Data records
_ _ _ _

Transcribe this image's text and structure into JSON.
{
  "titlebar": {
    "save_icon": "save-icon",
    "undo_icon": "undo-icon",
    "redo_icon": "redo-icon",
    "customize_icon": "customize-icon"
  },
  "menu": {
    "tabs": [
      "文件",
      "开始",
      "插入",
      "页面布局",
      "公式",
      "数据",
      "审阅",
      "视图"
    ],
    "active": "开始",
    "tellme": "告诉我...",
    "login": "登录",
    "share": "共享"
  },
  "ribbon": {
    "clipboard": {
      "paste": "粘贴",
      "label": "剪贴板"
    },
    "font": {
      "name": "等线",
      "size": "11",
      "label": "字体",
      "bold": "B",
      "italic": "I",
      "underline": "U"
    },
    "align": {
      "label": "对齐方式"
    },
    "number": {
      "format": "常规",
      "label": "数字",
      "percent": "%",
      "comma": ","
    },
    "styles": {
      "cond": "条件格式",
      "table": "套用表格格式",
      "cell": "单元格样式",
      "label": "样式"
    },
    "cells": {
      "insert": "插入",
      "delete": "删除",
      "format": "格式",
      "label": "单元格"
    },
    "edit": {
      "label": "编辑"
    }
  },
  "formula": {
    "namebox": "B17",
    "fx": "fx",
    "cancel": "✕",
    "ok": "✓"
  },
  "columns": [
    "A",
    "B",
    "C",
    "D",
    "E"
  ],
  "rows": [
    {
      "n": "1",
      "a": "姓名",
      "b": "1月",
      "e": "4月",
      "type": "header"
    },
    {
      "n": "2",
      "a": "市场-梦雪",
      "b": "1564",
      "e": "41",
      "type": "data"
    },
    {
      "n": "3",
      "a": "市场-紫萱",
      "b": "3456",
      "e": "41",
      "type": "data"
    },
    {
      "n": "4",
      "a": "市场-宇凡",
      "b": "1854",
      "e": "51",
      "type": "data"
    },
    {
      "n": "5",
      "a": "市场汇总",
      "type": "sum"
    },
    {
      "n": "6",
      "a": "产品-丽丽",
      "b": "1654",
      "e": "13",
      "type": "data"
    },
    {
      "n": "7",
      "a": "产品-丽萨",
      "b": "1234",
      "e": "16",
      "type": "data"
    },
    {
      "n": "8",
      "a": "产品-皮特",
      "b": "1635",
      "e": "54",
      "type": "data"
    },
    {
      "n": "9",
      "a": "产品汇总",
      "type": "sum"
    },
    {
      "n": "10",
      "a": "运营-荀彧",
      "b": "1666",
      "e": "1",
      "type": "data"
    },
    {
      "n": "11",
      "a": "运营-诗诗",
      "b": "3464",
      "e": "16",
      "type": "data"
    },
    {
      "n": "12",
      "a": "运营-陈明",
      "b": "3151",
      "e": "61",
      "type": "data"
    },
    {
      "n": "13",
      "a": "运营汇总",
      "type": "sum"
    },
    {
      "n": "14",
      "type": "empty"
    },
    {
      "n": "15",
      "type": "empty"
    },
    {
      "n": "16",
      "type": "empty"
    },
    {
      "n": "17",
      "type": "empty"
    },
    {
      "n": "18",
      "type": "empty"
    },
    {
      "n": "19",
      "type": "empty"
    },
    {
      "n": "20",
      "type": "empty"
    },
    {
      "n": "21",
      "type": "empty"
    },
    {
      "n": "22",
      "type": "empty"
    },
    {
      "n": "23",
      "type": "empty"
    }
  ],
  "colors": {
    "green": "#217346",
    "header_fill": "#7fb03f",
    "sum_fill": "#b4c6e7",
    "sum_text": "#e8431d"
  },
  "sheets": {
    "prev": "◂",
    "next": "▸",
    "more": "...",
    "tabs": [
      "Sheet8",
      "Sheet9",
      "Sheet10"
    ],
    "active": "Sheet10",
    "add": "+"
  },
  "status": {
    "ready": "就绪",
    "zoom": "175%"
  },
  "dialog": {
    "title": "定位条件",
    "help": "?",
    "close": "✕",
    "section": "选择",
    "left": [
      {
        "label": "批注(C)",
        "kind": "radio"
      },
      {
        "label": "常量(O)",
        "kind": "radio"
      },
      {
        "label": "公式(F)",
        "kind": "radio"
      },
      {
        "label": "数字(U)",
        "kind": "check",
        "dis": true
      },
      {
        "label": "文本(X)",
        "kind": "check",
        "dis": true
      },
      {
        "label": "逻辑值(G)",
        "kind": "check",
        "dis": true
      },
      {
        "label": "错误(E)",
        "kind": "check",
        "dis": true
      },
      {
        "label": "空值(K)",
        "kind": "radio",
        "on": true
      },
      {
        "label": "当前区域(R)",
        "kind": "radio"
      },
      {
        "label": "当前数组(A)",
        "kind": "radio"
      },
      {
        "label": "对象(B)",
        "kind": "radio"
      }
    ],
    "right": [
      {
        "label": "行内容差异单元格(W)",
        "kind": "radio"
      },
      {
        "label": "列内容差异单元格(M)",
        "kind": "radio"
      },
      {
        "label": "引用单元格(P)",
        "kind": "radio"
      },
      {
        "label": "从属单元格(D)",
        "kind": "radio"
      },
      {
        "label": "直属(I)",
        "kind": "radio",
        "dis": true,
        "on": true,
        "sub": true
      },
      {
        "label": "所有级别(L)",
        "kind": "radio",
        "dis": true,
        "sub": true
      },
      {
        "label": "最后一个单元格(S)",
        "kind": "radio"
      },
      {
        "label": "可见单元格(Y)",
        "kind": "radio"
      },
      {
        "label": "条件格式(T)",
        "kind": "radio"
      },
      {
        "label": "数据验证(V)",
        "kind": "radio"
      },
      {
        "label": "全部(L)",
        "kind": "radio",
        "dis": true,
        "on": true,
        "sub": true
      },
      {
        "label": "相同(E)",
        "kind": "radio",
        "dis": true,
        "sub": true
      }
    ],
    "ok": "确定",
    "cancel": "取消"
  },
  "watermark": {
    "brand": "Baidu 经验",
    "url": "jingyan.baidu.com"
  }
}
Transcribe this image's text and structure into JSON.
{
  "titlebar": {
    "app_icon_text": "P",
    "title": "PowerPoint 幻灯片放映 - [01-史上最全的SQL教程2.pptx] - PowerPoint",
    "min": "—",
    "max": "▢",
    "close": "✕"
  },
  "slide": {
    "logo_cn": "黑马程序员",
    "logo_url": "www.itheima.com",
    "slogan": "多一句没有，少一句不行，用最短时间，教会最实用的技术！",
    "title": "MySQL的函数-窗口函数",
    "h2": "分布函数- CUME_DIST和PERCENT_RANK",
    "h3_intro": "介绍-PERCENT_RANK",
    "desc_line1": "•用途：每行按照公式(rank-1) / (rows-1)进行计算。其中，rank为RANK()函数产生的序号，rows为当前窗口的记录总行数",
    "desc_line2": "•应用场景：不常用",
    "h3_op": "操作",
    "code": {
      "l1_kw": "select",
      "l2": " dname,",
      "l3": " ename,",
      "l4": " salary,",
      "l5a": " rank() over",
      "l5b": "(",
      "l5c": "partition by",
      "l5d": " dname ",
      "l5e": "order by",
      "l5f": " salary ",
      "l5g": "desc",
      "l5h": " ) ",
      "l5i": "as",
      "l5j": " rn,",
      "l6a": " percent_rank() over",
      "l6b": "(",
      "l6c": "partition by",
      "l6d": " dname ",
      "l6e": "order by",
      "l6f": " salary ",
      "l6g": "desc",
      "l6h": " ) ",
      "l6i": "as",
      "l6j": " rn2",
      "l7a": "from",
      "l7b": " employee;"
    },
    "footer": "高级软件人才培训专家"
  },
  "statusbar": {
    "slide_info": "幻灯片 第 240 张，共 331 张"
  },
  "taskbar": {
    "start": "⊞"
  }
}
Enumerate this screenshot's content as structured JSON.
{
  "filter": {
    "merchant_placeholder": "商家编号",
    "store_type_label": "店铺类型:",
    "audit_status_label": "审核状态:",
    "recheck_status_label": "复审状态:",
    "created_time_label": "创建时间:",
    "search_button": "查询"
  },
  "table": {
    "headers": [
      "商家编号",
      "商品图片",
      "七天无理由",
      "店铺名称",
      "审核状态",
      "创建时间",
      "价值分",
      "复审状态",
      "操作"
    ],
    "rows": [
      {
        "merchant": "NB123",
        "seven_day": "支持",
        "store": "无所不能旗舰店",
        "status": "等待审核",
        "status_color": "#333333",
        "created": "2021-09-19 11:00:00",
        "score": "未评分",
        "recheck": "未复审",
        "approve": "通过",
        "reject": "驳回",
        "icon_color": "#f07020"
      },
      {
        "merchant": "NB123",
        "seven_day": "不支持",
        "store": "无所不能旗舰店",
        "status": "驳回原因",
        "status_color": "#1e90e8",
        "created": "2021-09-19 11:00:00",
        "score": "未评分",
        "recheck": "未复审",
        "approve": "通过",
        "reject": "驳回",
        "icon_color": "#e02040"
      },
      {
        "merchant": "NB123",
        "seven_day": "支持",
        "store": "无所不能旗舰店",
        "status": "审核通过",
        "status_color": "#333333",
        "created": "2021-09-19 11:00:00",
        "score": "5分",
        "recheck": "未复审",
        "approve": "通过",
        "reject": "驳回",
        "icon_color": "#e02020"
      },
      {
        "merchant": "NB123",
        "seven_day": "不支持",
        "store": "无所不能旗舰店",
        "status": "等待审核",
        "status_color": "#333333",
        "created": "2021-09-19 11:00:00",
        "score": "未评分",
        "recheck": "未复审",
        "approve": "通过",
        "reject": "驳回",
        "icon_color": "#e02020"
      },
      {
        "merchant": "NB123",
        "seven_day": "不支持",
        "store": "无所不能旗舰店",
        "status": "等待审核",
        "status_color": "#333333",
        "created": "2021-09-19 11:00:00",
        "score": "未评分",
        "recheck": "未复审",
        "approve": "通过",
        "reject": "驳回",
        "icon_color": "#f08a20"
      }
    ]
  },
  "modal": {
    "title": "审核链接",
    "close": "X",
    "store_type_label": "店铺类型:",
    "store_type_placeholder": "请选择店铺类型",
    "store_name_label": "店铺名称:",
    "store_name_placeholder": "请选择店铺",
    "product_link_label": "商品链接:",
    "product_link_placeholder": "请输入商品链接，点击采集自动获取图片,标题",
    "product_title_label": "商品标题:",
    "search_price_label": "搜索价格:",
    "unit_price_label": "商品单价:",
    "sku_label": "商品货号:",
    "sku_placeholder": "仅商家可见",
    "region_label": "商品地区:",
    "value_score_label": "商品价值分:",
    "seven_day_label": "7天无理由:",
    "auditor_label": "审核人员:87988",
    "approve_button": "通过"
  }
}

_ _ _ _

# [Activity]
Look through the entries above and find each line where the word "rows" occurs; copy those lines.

# [Completed task]
  "rows": [
    "desc_line1": "•用途：每行按照公式(rank-1) / (rows-1)进行计算。其中，rank为RANK()函数产生的序号，rows为当前窗口的记录总行数",
    "rows": [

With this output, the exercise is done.